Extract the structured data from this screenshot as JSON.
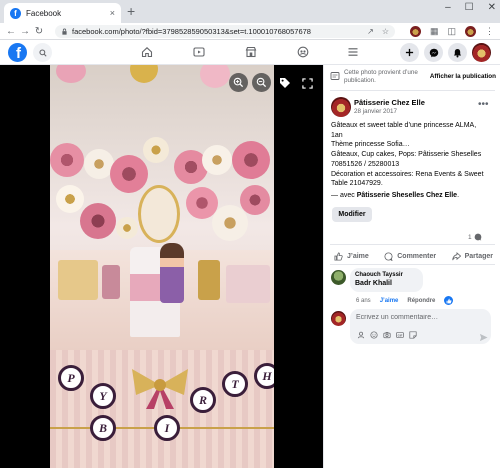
{
  "browser": {
    "tab_title": "Facebook",
    "tab_close": "×",
    "new_tab": "+",
    "url": "facebook.com/photo/?fbid=379852859050313&set=t.100010768057678",
    "controls": [
      "‒",
      "☐",
      "✕"
    ]
  },
  "notice": {
    "text": "Cette photo provient d’une publication.",
    "link": "Afficher la publication"
  },
  "post": {
    "author": "Pâtisserie Chez Elle",
    "date": "28 janvier 2017",
    "more": "•••",
    "caption_lines": [
      "Gâteaux et sweet table d’une princesse ALMA,",
      "1an",
      "Thème princesse Sofia…",
      "Gâteaux, Cup cakes, Pops: Pâtisserie Sheselles",
      "70851526 / 25280013",
      "Décoration et accessoires: Rena Events & Sweet",
      "Table 21047929."
    ],
    "with_prefix": "— avec ",
    "with_name": "Pâtisserie Sheselles Chez Elle",
    "with_suffix": ".",
    "edit_label": "Modifier",
    "comment_count": "1"
  },
  "actions": {
    "like": "J’aime",
    "comment": "Commenter",
    "share": "Partager"
  },
  "comment": {
    "author": "Chaouch Tayssir",
    "text": "Badr Khalil",
    "age": "6 ans",
    "like": "J’aime",
    "reply": "Répondre"
  },
  "composer": {
    "placeholder": "Écrivez un commentaire…"
  },
  "photo": {
    "banner_letters": [
      "P",
      "Y",
      "B",
      "I",
      "R",
      "T",
      "H"
    ]
  },
  "colors": {
    "facebook_blue": "#1877f2",
    "viewer_background": "#000000",
    "secondary_text": "#65676b"
  }
}
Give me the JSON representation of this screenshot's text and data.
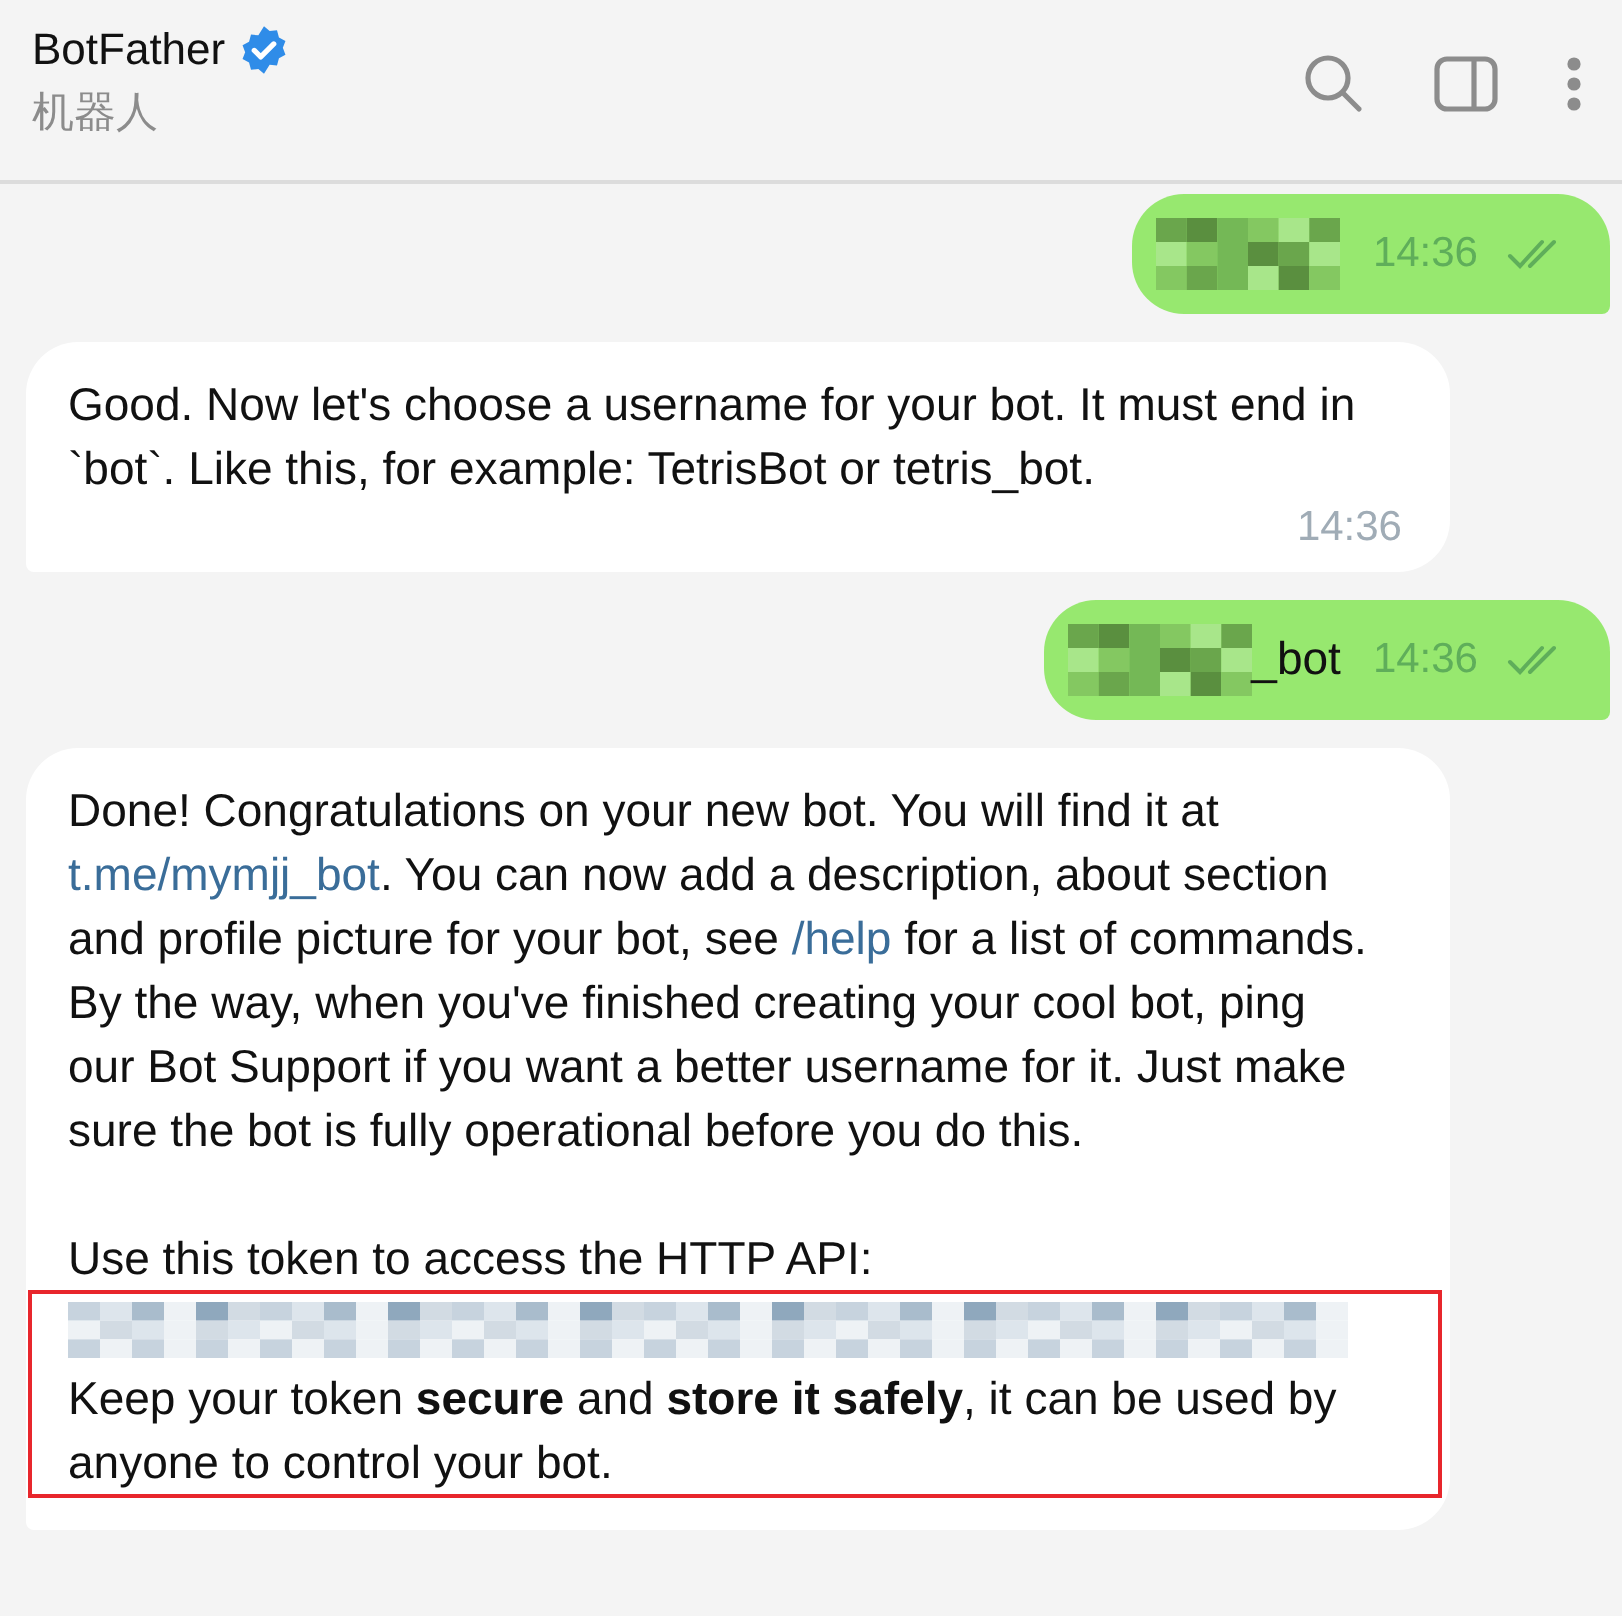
{
  "header": {
    "title": "BotFather",
    "verified": true,
    "subtitle": "机器人"
  },
  "messages": [
    {
      "kind": "outgoing",
      "redacted": true,
      "time": "14:36",
      "read": true
    },
    {
      "kind": "incoming",
      "blocks": [
        {
          "kind": "text",
          "highlighted": false,
          "segments": [
            {
              "text": "Good. Now let's choose a username for your bot. It must end in `bot`. Like this, for example: TetrisBot or tetris_bot."
            }
          ]
        }
      ],
      "time": "14:36"
    },
    {
      "kind": "outgoing",
      "redacted": true,
      "suffix": "_bot",
      "time": "14:36",
      "read": true
    },
    {
      "kind": "incoming",
      "blocks": [
        {
          "kind": "text",
          "highlighted": false,
          "segments": [
            {
              "text": "Done! Congratulations on your new bot. You will find it at "
            },
            {
              "link": "t.me/mymjj_bot"
            },
            {
              "text": ". You can now add a description, about section and profile picture for your bot, see "
            },
            {
              "link": "/help"
            },
            {
              "text": " for a list of commands. By the way, when you've finished creating your cool bot, ping our Bot Support if you want a better username for it. Just make sure the bot is fully operational before you do this."
            }
          ]
        },
        {
          "kind": "text",
          "highlighted": false,
          "segments": [
            {
              "text": "Use this token to access the HTTP API:"
            }
          ]
        },
        {
          "kind": "redacted",
          "highlighted": true
        },
        {
          "kind": "text",
          "highlighted": true,
          "segments": [
            {
              "text": "Keep your token **secure** and **store it safely**, it can be used by anyone to control your bot."
            }
          ]
        }
      ]
    }
  ]
}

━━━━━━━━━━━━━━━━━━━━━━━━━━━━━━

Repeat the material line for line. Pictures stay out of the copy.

Extract the structured data from this screenshot as JSON.
{
  "browser": {
    "tab_title": "Facebook",
    "tab_close": "×",
    "new_tab": "+",
    "url": "facebook.com/photo/?fbid=379852859050313&set=t.100010768057678",
    "controls": [
      "‒",
      "☐",
      "✕"
    ]
  },
  "notice": {
    "text": "Cette photo provient d’une publication.",
    "link": "Afficher la publication"
  },
  "post": {
    "author": "Pâtisserie Chez Elle",
    "date": "28 janvier 2017",
    "more": "•••",
    "caption_lines": [
      "Gâteaux et sweet table d’une princesse ALMA,",
      "1an",
      "Thème princesse Sofia…",
      "Gâteaux, Cup cakes, Pops: Pâtisserie Sheselles",
      "70851526 / 25280013",
      "Décoration et accessoires: Rena Events & Sweet",
      "Table 21047929."
    ],
    "with_prefix": "— avec ",
    "with_name": "Pâtisserie Sheselles Chez Elle",
    "with_suffix": ".",
    "edit_label": "Modifier",
    "comment_count": "1"
  },
  "actions": {
    "like": "J’aime",
    "comment": "Commenter",
    "share": "Partager"
  },
  "comment": {
    "author": "Chaouch Tayssir",
    "text": "Badr Khalil",
    "age": "6 ans",
    "like": "J’aime",
    "reply": "Répondre"
  },
  "composer": {
    "placeholder": "Écrivez un commentaire…"
  },
  "photo": {
    "banner_letters": [
      "P",
      "Y",
      "B",
      "I",
      "R",
      "T",
      "H"
    ]
  },
  "colors": {
    "facebook_blue": "#1877f2",
    "viewer_background": "#000000",
    "secondary_text": "#65676b"
  }
}
Give me the JSON representation of this screenshot's text and data.
{
  "header": {
    "title": "BotFather",
    "verified": true,
    "subtitle": "机器人"
  },
  "messages": [
    {
      "kind": "outgoing",
      "redacted": true,
      "time": "14:36",
      "read": true
    },
    {
      "kind": "incoming",
      "blocks": [
        {
          "kind": "text",
          "highlighted": false,
          "segments": [
            {
              "text": "Good. Now let's choose a username for your bot. It must end in `bot`. Like this, for example: TetrisBot or tetris_bot."
            }
          ]
        }
      ],
      "time": "14:36"
    },
    {
      "kind": "outgoing",
      "redacted": true,
      "suffix": "_bot",
      "time": "14:36",
      "read": true
    },
    {
      "kind": "incoming",
      "blocks": [
        {
          "kind": "text",
          "highlighted": false,
          "segments": [
            {
              "text": "Done! Congratulations on your new bot. You will find it at "
            },
            {
              "link": "t.me/mymjj_bot"
            },
            {
              "text": ". You can now add a description, about section and profile picture for your bot, see "
            },
            {
              "link": "/help"
            },
            {
              "text": " for a list of commands. By the way, when you've finished creating your cool bot, ping our Bot Support if you want a better username for it. Just make sure the bot is fully operational before you do this."
            }
          ]
        },
        {
          "kind": "text",
          "highlighted": false,
          "segments": [
            {
              "text": "Use this token to access the HTTP API:"
            }
          ]
        },
        {
          "kind": "redacted",
          "highlighted": true
        },
        {
          "kind": "text",
          "highlighted": true,
          "segments": [
            {
              "text": "Keep your token **secure** and **store it safely**, it can be used by anyone to control your bot."
            }
          ]
        }
      ]
    }
  ]
}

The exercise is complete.